> **What you will do**
Within the data below, count every line that includes "state" and report the total alone.
________________
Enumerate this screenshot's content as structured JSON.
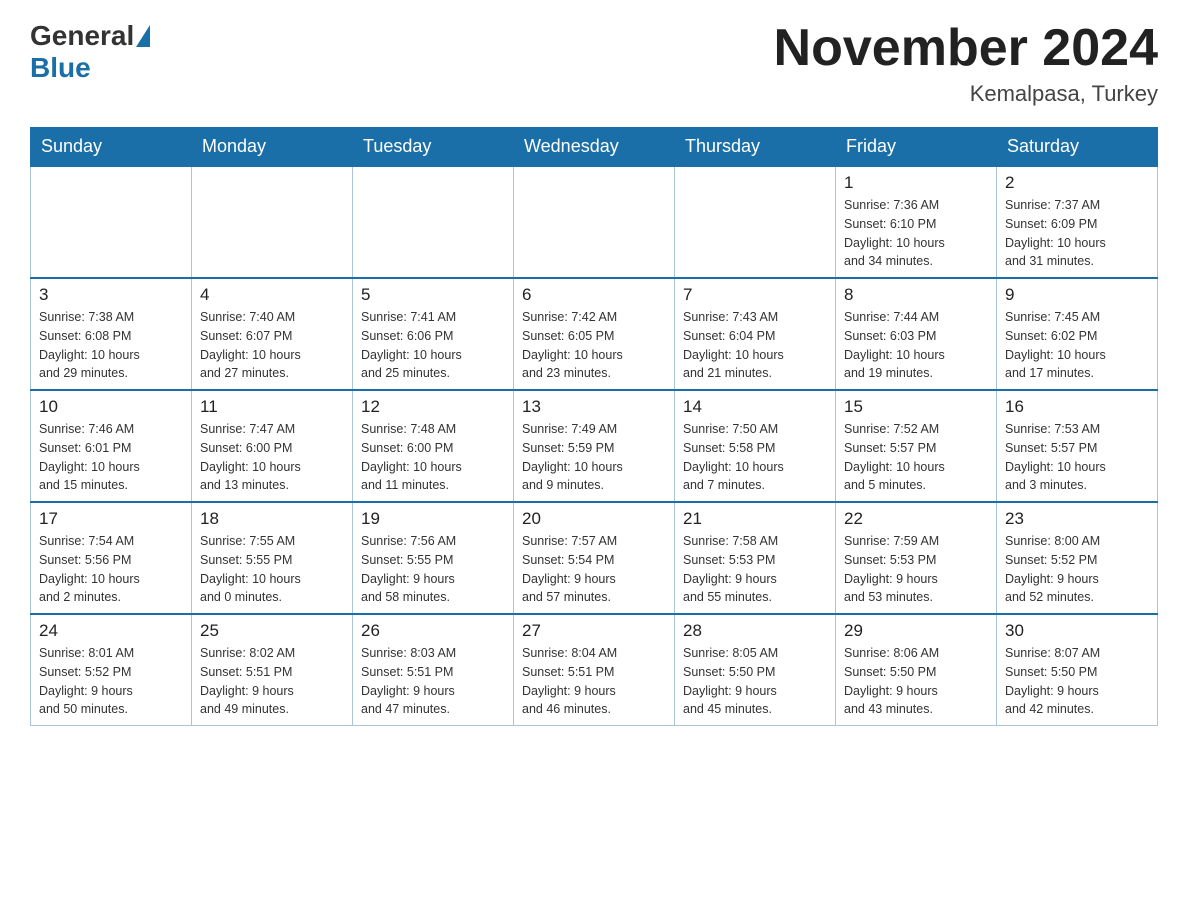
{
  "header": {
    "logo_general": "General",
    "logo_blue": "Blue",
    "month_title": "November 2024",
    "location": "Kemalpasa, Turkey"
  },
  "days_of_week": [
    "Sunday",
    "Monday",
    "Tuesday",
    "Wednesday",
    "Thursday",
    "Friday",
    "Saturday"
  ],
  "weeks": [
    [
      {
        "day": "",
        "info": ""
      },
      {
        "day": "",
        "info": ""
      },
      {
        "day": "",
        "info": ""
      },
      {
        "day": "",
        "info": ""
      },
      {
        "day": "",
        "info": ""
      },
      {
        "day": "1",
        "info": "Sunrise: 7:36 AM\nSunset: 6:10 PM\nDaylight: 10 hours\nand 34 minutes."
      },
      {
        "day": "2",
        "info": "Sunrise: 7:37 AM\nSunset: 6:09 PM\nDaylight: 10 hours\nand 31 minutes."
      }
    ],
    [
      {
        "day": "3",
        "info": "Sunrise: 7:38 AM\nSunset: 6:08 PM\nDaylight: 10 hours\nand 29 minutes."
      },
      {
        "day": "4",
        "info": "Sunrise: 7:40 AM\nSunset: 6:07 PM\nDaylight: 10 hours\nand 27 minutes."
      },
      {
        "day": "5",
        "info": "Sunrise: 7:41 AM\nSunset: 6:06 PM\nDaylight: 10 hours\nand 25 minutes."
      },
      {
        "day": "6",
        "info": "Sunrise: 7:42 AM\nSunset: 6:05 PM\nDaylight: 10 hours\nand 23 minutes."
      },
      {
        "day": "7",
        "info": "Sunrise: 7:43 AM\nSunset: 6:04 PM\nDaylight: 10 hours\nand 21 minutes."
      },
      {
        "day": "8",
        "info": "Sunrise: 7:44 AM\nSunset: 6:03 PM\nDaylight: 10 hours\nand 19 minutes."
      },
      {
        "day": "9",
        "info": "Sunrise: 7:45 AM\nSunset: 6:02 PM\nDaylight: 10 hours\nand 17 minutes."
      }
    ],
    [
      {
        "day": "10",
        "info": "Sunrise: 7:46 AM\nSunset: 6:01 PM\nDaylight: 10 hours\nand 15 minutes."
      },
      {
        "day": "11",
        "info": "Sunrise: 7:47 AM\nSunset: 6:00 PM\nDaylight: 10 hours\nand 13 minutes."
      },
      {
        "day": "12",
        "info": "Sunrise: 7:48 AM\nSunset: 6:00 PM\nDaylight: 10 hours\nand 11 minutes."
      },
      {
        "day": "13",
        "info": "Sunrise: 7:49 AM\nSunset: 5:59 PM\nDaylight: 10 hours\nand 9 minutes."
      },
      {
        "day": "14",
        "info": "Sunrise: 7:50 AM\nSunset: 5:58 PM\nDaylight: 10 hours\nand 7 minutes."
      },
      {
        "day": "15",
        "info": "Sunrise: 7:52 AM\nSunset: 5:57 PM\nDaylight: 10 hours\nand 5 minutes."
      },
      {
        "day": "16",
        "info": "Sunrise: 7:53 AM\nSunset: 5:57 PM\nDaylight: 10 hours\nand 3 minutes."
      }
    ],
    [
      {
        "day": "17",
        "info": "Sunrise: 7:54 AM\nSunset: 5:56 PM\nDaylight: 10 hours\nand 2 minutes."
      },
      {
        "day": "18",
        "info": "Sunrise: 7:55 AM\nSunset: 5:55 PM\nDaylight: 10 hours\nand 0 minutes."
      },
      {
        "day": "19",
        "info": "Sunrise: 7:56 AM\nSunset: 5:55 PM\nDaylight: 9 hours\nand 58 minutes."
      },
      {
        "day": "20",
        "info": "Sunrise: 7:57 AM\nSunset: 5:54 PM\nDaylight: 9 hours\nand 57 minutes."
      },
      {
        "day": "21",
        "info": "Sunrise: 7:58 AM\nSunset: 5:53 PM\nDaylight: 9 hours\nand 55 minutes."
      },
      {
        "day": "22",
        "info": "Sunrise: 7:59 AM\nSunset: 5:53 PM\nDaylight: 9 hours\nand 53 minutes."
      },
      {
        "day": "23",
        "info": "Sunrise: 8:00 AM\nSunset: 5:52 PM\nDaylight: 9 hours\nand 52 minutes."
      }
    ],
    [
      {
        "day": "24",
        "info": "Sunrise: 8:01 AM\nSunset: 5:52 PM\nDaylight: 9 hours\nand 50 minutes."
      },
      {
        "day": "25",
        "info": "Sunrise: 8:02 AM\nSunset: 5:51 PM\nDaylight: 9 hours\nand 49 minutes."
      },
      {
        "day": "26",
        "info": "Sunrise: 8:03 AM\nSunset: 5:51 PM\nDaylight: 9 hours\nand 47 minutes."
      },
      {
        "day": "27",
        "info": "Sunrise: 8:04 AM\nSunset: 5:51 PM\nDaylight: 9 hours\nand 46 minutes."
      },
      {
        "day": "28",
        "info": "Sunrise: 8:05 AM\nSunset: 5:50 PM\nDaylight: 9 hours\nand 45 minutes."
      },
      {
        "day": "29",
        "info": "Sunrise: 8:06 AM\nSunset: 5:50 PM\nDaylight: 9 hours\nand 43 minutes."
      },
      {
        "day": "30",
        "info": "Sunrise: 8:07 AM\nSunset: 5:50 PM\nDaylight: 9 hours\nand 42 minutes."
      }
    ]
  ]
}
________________
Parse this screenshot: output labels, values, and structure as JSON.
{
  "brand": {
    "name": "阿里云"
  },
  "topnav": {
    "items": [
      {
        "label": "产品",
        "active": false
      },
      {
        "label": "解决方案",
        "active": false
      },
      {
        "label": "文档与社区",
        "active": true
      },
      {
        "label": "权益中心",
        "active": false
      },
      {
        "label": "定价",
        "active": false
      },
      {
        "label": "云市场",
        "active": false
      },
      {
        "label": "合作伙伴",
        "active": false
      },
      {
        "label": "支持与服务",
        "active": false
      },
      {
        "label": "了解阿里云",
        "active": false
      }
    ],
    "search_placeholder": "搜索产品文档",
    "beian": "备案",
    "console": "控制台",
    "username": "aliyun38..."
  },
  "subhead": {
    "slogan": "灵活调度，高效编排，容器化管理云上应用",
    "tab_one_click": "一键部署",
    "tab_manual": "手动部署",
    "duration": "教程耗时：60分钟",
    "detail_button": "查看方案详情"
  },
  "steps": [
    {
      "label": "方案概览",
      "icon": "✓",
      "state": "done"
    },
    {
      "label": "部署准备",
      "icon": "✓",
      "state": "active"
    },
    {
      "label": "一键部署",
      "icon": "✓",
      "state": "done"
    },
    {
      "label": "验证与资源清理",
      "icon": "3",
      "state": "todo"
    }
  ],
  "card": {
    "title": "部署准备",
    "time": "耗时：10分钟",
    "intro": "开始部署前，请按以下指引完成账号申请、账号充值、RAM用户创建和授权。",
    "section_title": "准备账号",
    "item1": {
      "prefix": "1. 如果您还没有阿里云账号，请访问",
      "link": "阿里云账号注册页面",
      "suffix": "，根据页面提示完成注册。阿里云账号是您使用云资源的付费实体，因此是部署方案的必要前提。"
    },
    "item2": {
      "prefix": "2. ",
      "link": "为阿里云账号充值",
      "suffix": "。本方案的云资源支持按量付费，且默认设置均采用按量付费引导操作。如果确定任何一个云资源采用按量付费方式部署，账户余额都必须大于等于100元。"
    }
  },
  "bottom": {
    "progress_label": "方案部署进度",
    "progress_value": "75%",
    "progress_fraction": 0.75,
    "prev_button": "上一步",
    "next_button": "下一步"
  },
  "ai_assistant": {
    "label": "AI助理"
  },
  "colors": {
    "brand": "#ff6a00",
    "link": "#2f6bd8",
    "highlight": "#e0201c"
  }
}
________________
> **Reply to the exercise**
4